[Problem to work on]:
Lines in the listing below containing the string "icon" are to be identified and copied.

[Exercise materials]:

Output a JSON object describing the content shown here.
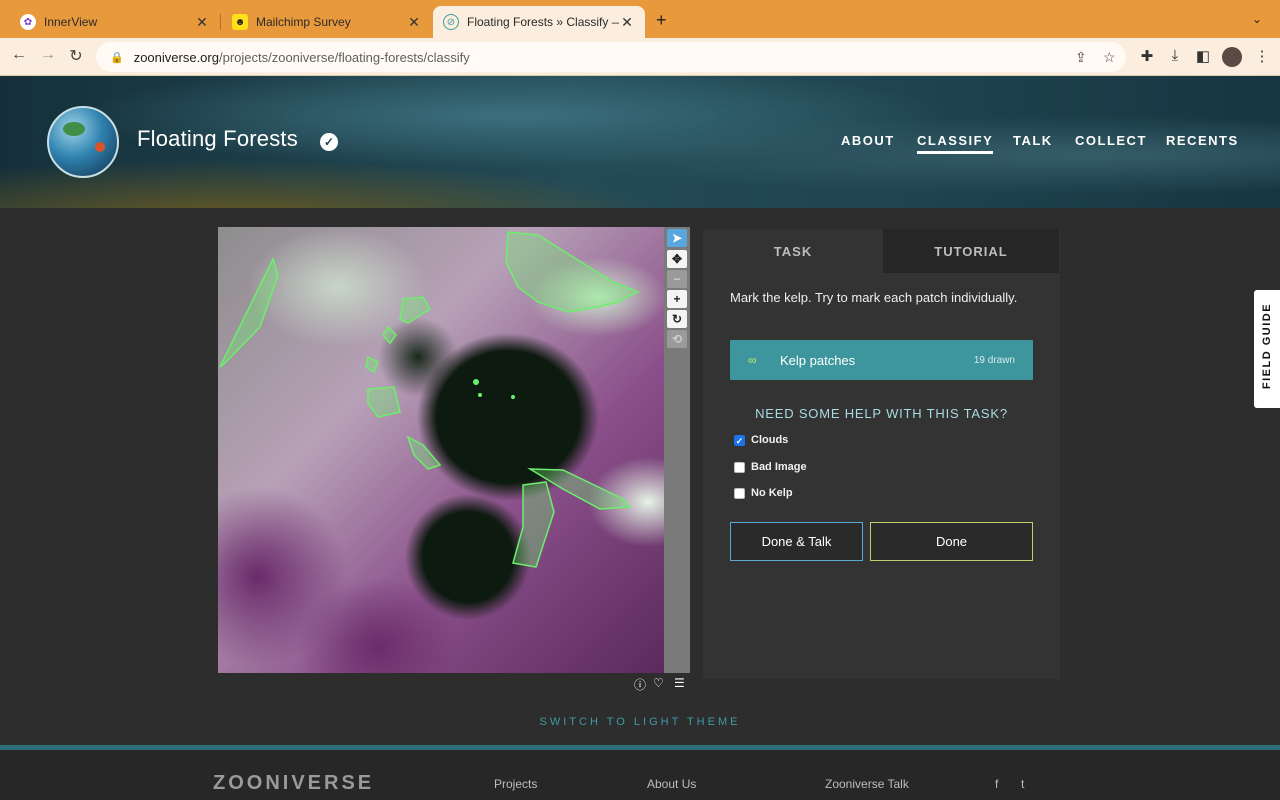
{
  "browser": {
    "tabs": [
      {
        "title": "InnerView",
        "favicon": "innerview-icon"
      },
      {
        "title": "Mailchimp Survey",
        "favicon": "mailchimp-icon"
      },
      {
        "title": "Floating Forests » Classify — Z",
        "favicon": "zooniverse-icon"
      }
    ],
    "url_host": "zooniverse.org",
    "url_path": "/projects/zooniverse/floating-forests/classify"
  },
  "header": {
    "project_title": "Floating Forests",
    "nav": [
      "ABOUT",
      "CLASSIFY",
      "TALK",
      "COLLECT",
      "RECENTS"
    ],
    "active_nav": "CLASSIFY"
  },
  "viewer": {
    "tools": [
      "pointer",
      "pan",
      "zoom-out",
      "zoom-in",
      "rotate",
      "reset"
    ]
  },
  "task_panel": {
    "tabs": {
      "task": "TASK",
      "tutorial": "TUTORIAL"
    },
    "instruction": "Mark the kelp. Try to mark each patch individually.",
    "tool": {
      "label": "Kelp patches",
      "count": "19 drawn"
    },
    "help_heading": "NEED SOME HELP WITH THIS TASK?",
    "checkboxes": [
      {
        "label": "Clouds",
        "checked": true
      },
      {
        "label": "Bad Image",
        "checked": false
      },
      {
        "label": "No Kelp",
        "checked": false
      }
    ],
    "buttons": {
      "done_talk": "Done & Talk",
      "done": "Done"
    }
  },
  "field_guide": "FIELD GUIDE",
  "theme_switch": "SWITCH TO LIGHT THEME",
  "footer": {
    "logo": "ZOONIVERSE",
    "links": [
      "Projects",
      "About Us",
      "Zooniverse Talk"
    ]
  },
  "colors": {
    "accent": "#3d969d",
    "kelp_outline": "#6cf06c",
    "tab_bar": "#e8993b"
  }
}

[Answer section]:
        "favicon": "innerview-icon"
        "favicon": "mailchimp-icon"
        "favicon": "zooniverse-icon"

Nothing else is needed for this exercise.